New Delhi | Jagran News Desk: A stark reminder of the sufferings of partition came back alive to stoke emotions on both sides of Wagah border when an Indian man reunited with his Pakistani brother 74 years after, during a visit to Kartarpur sahib corridor. The Indian man has now been granted a visa to visit Pakistan to meet his relatives on that side Wagah border.
Bathinda-based Sika Khan had barely started gaining control over his senses when he was separated from his elder brother Muhammed Siddique and other family members during the partition of British Indian territory into India and Pakistan in 1947.
The two brothers established contact with each other through a video call in 2019, facilitated by Pakistan-based YouTube channel, Punjabi Lehar, which highlighted their story.
Earlier this month, the same YouTube channel facilitated a meeting between the brothers during a visit to the Kartarpur Gurdwara in Pakistan’s Punjab province.
Indian nationals can visit Kartarpur Sahib Gurdwara without visas by travelling through a special cross-border corridor.

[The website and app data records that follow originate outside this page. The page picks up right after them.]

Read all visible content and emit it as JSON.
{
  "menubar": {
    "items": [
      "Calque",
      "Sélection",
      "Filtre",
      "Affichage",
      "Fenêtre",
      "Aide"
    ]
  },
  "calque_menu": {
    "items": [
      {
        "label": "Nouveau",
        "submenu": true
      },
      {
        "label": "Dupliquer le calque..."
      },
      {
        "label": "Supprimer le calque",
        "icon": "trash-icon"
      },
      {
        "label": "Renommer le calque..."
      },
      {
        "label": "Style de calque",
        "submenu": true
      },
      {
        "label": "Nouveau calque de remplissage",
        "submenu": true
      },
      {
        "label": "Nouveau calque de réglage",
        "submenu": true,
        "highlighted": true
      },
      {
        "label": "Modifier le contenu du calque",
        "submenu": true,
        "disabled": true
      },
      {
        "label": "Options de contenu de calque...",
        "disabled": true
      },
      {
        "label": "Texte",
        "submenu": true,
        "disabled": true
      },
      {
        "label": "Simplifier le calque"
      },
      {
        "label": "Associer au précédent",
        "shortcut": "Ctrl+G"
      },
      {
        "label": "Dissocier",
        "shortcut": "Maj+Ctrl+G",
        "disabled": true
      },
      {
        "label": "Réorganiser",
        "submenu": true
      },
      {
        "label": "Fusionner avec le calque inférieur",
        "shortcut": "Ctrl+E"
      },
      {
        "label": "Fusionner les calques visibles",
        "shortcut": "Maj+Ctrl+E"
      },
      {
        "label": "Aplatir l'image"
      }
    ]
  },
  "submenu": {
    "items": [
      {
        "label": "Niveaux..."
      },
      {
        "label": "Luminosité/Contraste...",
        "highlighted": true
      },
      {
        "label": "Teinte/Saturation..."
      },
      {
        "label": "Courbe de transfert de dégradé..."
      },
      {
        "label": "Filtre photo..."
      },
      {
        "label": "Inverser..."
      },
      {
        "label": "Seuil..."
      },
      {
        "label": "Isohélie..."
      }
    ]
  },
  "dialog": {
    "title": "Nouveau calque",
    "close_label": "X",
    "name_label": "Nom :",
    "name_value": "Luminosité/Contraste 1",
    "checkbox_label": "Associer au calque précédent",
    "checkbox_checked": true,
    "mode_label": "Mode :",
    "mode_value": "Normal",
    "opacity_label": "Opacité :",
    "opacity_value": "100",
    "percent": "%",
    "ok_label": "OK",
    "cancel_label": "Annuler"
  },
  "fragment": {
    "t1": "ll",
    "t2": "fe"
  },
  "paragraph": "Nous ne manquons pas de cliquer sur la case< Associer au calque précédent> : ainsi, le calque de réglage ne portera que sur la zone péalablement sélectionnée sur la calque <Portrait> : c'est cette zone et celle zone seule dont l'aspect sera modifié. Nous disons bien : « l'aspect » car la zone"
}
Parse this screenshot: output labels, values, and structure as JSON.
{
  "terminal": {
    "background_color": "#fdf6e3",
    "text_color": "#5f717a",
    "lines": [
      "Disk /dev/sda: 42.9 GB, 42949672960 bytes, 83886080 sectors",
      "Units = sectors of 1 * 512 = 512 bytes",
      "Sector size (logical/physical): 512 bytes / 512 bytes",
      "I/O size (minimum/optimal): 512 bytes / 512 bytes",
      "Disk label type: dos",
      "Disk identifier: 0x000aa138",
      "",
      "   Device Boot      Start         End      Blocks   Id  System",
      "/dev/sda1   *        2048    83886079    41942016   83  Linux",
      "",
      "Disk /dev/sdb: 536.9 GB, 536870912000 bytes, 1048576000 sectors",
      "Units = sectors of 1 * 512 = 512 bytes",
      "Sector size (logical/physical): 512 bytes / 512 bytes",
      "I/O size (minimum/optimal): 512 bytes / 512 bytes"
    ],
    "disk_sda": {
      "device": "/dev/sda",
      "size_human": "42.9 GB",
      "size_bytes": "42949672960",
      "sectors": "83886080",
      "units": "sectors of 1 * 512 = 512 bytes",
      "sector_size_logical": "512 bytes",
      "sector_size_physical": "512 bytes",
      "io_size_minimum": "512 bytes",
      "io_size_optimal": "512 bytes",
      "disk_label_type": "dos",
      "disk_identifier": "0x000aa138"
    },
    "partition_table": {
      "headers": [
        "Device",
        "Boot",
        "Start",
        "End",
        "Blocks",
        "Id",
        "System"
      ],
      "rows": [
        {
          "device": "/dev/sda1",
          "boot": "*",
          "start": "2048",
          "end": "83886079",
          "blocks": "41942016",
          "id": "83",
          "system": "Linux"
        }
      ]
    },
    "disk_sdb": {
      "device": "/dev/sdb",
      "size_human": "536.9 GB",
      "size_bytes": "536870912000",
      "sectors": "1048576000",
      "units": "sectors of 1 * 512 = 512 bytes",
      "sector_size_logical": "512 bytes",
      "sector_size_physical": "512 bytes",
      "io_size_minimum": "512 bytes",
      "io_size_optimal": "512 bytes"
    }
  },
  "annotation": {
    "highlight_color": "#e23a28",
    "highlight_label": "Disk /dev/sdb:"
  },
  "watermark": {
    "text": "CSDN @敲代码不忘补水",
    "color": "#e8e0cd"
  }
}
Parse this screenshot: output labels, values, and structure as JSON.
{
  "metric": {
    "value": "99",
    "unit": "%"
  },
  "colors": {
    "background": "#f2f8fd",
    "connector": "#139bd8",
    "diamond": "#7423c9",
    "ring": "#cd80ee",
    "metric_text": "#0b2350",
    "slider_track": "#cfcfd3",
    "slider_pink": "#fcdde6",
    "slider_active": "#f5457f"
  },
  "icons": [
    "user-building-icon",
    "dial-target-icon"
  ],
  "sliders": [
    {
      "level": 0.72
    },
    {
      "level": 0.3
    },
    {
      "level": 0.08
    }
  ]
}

On Friday, the Pakistan high commission in New Delhi granted Khan a visa to visit his brother and other family members across the border.
“The story of the two brothers is a powerful illustration of how the historic opening of the visa-free Kartarpur Sahib Corridor in November 2019 by Pakistan is bringing people closer to each other,” the high commission said in a tweet along with a photo of a beaming Khan.
Sika Khan also met with CDA Aftab Hasan Khan and interacted with Mission's officers. He appreciated his interaction and thanked the CDA for the cooperation extended to him. pic.twitter.com/ZS4zSpia9j— Pakistan High Commission India (@PakinIndia) January 28, 2022
“Sika Khan also met with CDA Aftab Hasan Khan and interacted with Mission's officers. He appreciated his interaction and thanked the CDA for the cooperation extended to him,” Pakistan High Commission in India said.
Punjabi Lehar YouTube channel, which is operated by Nasir Dhillon and Lovely Singh. learnt about Siddique and his long-lost brother during visit to Bogran village near Faisalabad in Pakistani Punjab in 2019.
“Most of the people have passed away with an unfulfilled ardent desire in their heart to see their birthplace and meet their childhood friends. Punjabi Lehar is attempting to fulfil the desire of remaining Partition-era Punjabis, who will be gone in the next five to seven years,” a message on Punjabi Lehar YouTube channel reads.
Posted By: Mukul Sharma